He told me, drunk, that it was plain this baby (me) was an accident and completely unwanted (though if I’d been a boy I might have squeaked through). So he told my Mum, “Don’t worry, this one will be smarter than all the other three put together. He’ll be a genius and play the violin like Paganini.” Another time he told me “well, when you’ve lost one baby” (my eldest sister, a crib death) “maybe you have to take on another one.” Something to plug the hole.

It seems to me I was dumped down the chute into a world of impossible expectations. I’ve been trying to buy my way in ever since. Are these men, these men whose sweetness is always tinged with sadism, supposed to be my way in, my key? Why has nothing I’ve ever done been good enough? Why does it magically turn into a slag heap the moment I’ve accomplished it?

And what’s the matter with you, anyway – aren’t you grateful for your life, for all these opportunities to connect with illustrious men?  With nasty infantile musicians, with bitter reclusive faggots? What ARE you, a parasite? You hate parasites, don’t you? What would happen to you if you stopped the ridiculous puppy-frisking and walked away from it all? Would you really be left with nothing?


(Blogger's note. Whew. I don't know what happens to me sometimes. I'm not saying there's no truth in this. What happens in fiction is fractal, or should I say fractured, kaleidoscopic pieces scrambled around and reconnected by imagination. If this were the whole truth about my life, I doubt if I'd be around any more. But there are certain issues. They go around and around. I don't know about other people because they don't talk about it. I suspect there are more hidden sinkholes and sore spots than people care to admit.

I found it interesting that I was so viciously attacked for my post on van Dyke, who comes the closest to a "real" person in this story (the others are more like composites). I think it happened because there was an uncomfortable amount of truth in what I was saying. This guy sent me Christmas cards for ten years, for God's sake! What caused him to turn on me so savagely?  I've never quite gotten used to being one of these people who gets attacked. The internet is a veritable playground for predators and sadists, because everyone is wearing the same blank mask.

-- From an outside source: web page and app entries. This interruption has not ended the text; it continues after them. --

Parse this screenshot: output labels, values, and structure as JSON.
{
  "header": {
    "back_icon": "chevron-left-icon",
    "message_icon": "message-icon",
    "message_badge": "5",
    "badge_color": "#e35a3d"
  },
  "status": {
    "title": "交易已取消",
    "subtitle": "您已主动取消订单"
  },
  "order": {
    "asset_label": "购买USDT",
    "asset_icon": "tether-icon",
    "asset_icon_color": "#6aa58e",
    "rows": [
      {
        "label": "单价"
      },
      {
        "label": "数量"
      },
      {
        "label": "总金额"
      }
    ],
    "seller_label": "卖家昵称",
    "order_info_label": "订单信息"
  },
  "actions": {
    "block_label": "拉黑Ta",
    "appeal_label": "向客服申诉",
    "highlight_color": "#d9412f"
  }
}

I'm not much of a dog person - I find them uncomfortably loyal and prefer the idiosyncratic aloofness of cats. (More than two cats, however, is an affliction.) Right now I have a bird. What does that say about me, I wonder?

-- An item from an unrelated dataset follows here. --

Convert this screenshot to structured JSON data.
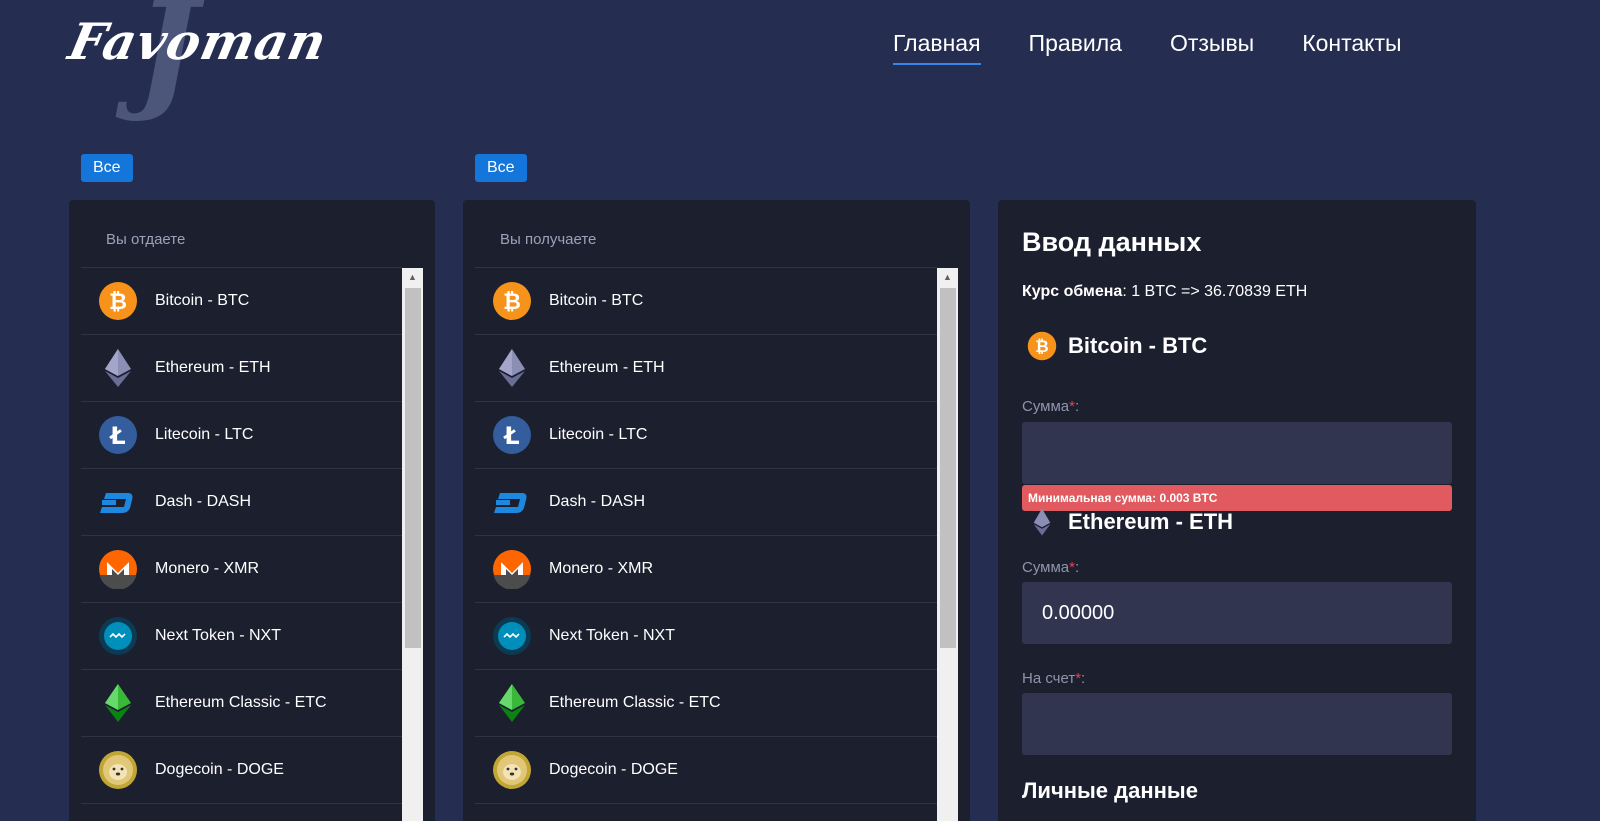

My original title for this story was either Bird Dog or She's a Bird Dog, but I didn't think people would remember that song (which I've always liked: "hey bird dog get away from my quail,/Hey bird dog, you're on the wrong trail". I think Hound Dog has stuck in people's memory because of Elvis, who was also too doggish for my tastes.) (P. S. I changed it again because I seem to have lost my entire readership. Should I dumb these down, I wonder, or put "tits" in every  title?)